Oh, and there’s a children’s hospital in Indianapolis that bears Peyton’s name. No matter what anyone says, Indianapolis is home sweet home to #18. There’s no better way to realize that than by watching his farewell press conference in Indianapolis five years ago. It still tears me up to watch it, to see the sometimes android-esque Manning tear up and get choked up multiple times shows you what Indianapolis had meant to him:
“Thank you very much from the bottom of my heart…I’ve truly enjoyed being your quarterback”
I will never, ever forget those final words in his statement at that press conference. He was essentially breaking up with a fan base that adored him. But everyone knew it was for the best. The best for him, the best for the franchise, and that’s exactly how it ended up playing out. The Colts were able to draft another once-in-a-generation talent in Andrew Luck, and Peyton ended up in Denver, where he proved to the world that he still had game, enough to get to two more Super Bowls.
This last season was different though, as we all began to see Father Time beginning to take its toll on Peyton. I think we wouldn’t be honest if we didn’t admit to wondering at least once this past season if this would end horribly for this legend that we’ve grown to love and respect. Thankfully, it didn’t as we all know, and now, I’ll watch another press conference that will no doubt have some words from Mr. Manning that I’ll never forget.

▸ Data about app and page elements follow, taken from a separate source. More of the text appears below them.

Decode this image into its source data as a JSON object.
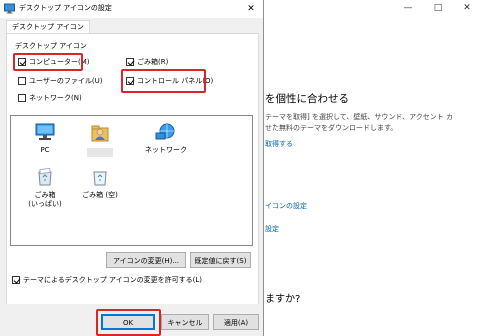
{
  "background_window": {
    "heading": "を個性に合わせる",
    "desc_line1": "テーマを取得] を選択して、壁紙、サウンド、アクセント カ",
    "desc_line2": "せた無料のテーマをダウンロードします。",
    "link_get_more": "取得する",
    "link_icon_settings": "イコンの設定",
    "link_setting": "設定",
    "question": "ますか?",
    "controls": {
      "minimize": "—",
      "maximize": "□",
      "close": "✕"
    }
  },
  "dialog": {
    "title": "デスクトップ アイコンの設定",
    "close_glyph": "✕",
    "tab_label": "デスクトップ アイコン",
    "group_label": "デスクトップ アイコン",
    "checkboxes": [
      {
        "label": "コンピューター(M)",
        "checked": true
      },
      {
        "label": "ごみ箱(R)",
        "checked": true
      },
      {
        "label": "ユーザーのファイル(U)",
        "checked": false
      },
      {
        "label": "コントロール パネル(O)",
        "checked": true
      },
      {
        "label": "ネットワーク(N)",
        "checked": false
      }
    ],
    "icons": [
      {
        "label": "PC",
        "icon": "computer-icon"
      },
      {
        "label": "",
        "icon": "user-folder-icon"
      },
      {
        "label": "ネットワーク",
        "icon": "network-icon"
      },
      {
        "label": "ごみ箱\n(いっぱい)",
        "icon": "recycle-bin-full-icon"
      },
      {
        "label": "ごみ箱 (空)",
        "icon": "recycle-bin-empty-icon"
      }
    ],
    "change_icon_button": "アイコンの変更(H)...",
    "restore_default_button": "既定値に戻す(S)",
    "allow_themes_checkbox": {
      "label": "テーマによるデスクトップ アイコンの変更を許可する(L)",
      "checked": true
    },
    "ok_button": "OK",
    "cancel_button": "キャンセル",
    "apply_button": "適用(A)",
    "colors": {
      "highlight": "#d8262f",
      "link": "#0063b1"
    }
  }
}
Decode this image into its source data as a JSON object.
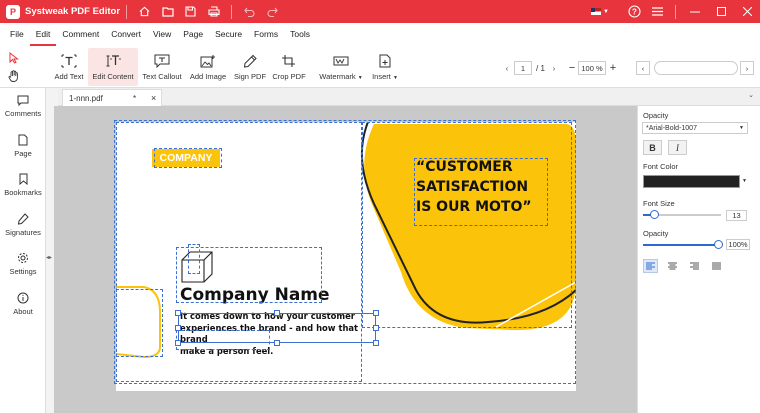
{
  "app": {
    "title": "Systweak PDF Editor",
    "logo_glyph": "P"
  },
  "menu": {
    "items": [
      "File",
      "Edit",
      "Comment",
      "Convert",
      "View",
      "Page",
      "Secure",
      "Forms",
      "Tools"
    ],
    "active": "Edit"
  },
  "ribbon": {
    "tools": [
      {
        "label": "Add Text",
        "icon": "add-text-icon"
      },
      {
        "label": "Edit Content",
        "icon": "edit-content-icon"
      },
      {
        "label": "Text Callout",
        "icon": "text-callout-icon"
      },
      {
        "label": "Add Image",
        "icon": "add-image-icon"
      },
      {
        "label": "Sign PDF",
        "icon": "sign-pdf-icon"
      },
      {
        "label": "Crop PDF",
        "icon": "crop-pdf-icon"
      },
      {
        "label": "Watermark",
        "icon": "watermark-icon"
      },
      {
        "label": "Insert",
        "icon": "insert-icon"
      }
    ],
    "page_current": "1",
    "page_total": "/ 1",
    "zoom": "100 %",
    "search_placeholder": ""
  },
  "tabs": [
    {
      "label": "1-nnn.pdf",
      "modified": "*"
    }
  ],
  "left_panel": {
    "items": [
      "Comments",
      "Page",
      "Bookmarks",
      "Signatures",
      "Settings",
      "About"
    ]
  },
  "document": {
    "company_badge": "COMPANY",
    "quote_line1": "“CUSTOMER",
    "quote_line2": "SATISFACTION",
    "quote_line3": "IS OUR MOTO”",
    "company_name": "Company Name",
    "body_line1": "It comes down to how your customer",
    "body_line2": "experiences the brand - and how that brand",
    "body_line3": "make a person feel."
  },
  "properties": {
    "opacity_label": "Opacity",
    "font_value": "*Arial-Bold-1007",
    "bold_label": "B",
    "italic_label": "I",
    "font_color_label": "Font Color",
    "font_color": "#222222",
    "font_size_label": "Font Size",
    "font_size": "13",
    "opacity2_label": "Opacity",
    "opacity_value": "100%",
    "opacity_fraction": 1.0,
    "font_size_fraction": 0.1
  },
  "colors": {
    "accent": "#e8343c",
    "yellow": "#fcc30b",
    "selection": "#3b6fd0"
  }
}
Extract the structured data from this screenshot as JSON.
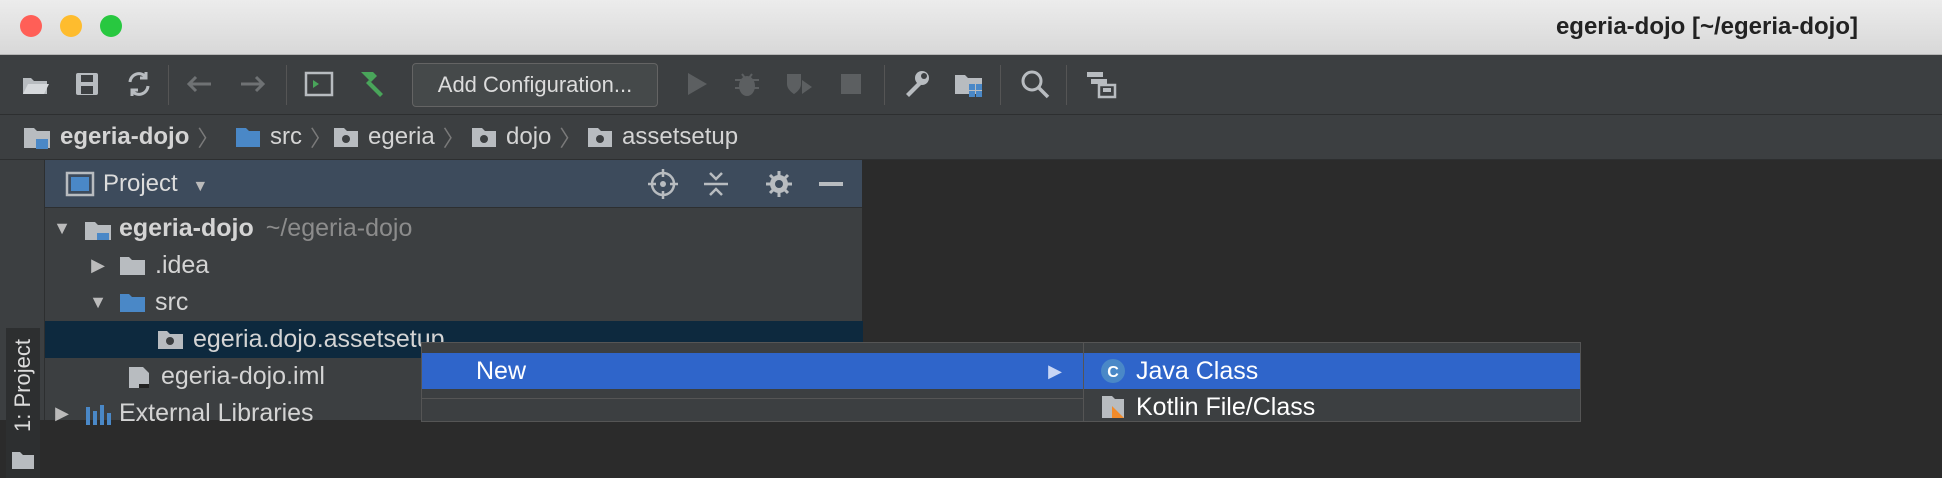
{
  "window": {
    "title": "egeria-dojo [~/egeria-dojo]",
    "traffic_lights": {
      "close": "#ff5f57",
      "minimize": "#febc2e",
      "zoom": "#28c840"
    }
  },
  "toolbar": {
    "icons": [
      "open-folder-icon",
      "save-icon",
      "sync-icon",
      "back-icon",
      "forward-icon",
      "run-window-icon",
      "build-hammer-icon",
      "run-icon",
      "debug-icon",
      "coverage-icon",
      "stop-icon",
      "settings-wrench-icon",
      "project-structure-icon",
      "search-icon",
      "sdk-manager-icon"
    ],
    "config_label": "Add Configuration..."
  },
  "breadcrumb": [
    "egeria-dojo",
    "src",
    "egeria",
    "dojo",
    "assetsetup"
  ],
  "tool_window": {
    "tab_label": "1: Project"
  },
  "project_panel": {
    "title": "Project",
    "tree": [
      {
        "label": "egeria-dojo",
        "hint": "~/egeria-dojo"
      },
      {
        "label": ".idea"
      },
      {
        "label": "src"
      },
      {
        "label": "egeria.dojo.assetsetup"
      },
      {
        "label": "egeria-dojo.iml"
      },
      {
        "label": "External Libraries"
      }
    ]
  },
  "context_menu": {
    "items": [
      {
        "label": "New"
      }
    ],
    "submenu": [
      {
        "label": "Java Class",
        "icon": "java-class-icon"
      },
      {
        "label": "Kotlin File/Class",
        "icon": "kotlin-icon"
      }
    ]
  },
  "colors": {
    "selection": "#2f65ca",
    "panel": "#3c3f41",
    "editor": "#2b2b2b",
    "folder_blue": "#4a88c7"
  }
}
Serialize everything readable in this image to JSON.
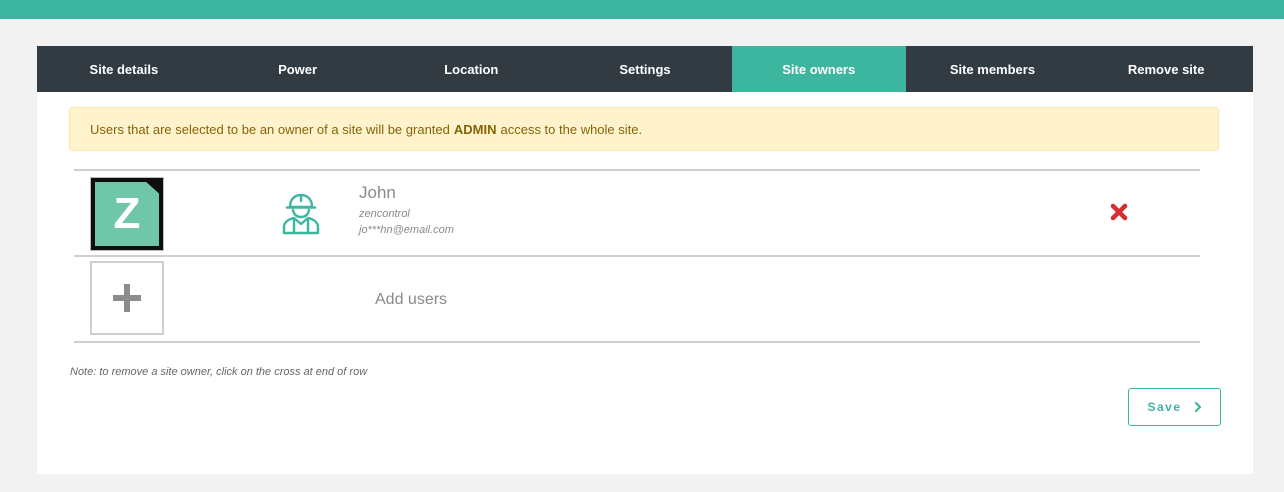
{
  "tabs": [
    {
      "label": "Site details"
    },
    {
      "label": "Power"
    },
    {
      "label": "Location"
    },
    {
      "label": "Settings"
    },
    {
      "label": "Site owners"
    },
    {
      "label": "Site members"
    },
    {
      "label": "Remove site"
    }
  ],
  "active_tab": "Site owners",
  "notice": {
    "before": "Users that are selected to be an owner of a site will be granted",
    "strong": "ADMIN",
    "after": "access to the whole site."
  },
  "owners": [
    {
      "logo_letter": "Z",
      "name": "John",
      "company": "zencontrol",
      "email": "jo***hn@email.com",
      "role_icon": "construction-worker-icon",
      "remove_icon": "red-cross-icon"
    }
  ],
  "add_users": {
    "label": "Add users",
    "icon": "plus-icon"
  },
  "note": "Note: to remove a site owner, click on the cross at end of row",
  "save": {
    "label": "Save",
    "icon": "chevron-right-icon"
  },
  "colors": {
    "accent": "#3db6a0",
    "tab_bar": "#323a42",
    "notice_bg": "#fff3cd",
    "notice_text": "#856404",
    "remove": "#d32f2f"
  }
}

It’s been an amazing run that has a personal connection to me due to the two cities that this journey ran through prior to Peyton’s time in Denver.
In the end you have the NFL’s all-time leader in TD passes and passing yards, two Super Bowl titles, a ton of laugh- out-loud funny commercials and TV appearances, a whole new appreciation of “Omaha”, and likely thousands of people named Peyton who were given that name in the past 20 or so years when they were born, largely due to the name of a certain football legend. Forget all of the crap we’ve heard in the past few weeks about this guy. Whether that stuff is real or not, now’s not the time to debate it, and we should all use the here and now to recognize athletic greatness, and people, Peyton Manning personifies that!
Not much more can be said that hasn’t been already by so many others. This isn’t goodbye, but so long. I know this much; it’s been a pleasure to watch so far, and I can’t wait to see what comes next for Peyton Manning.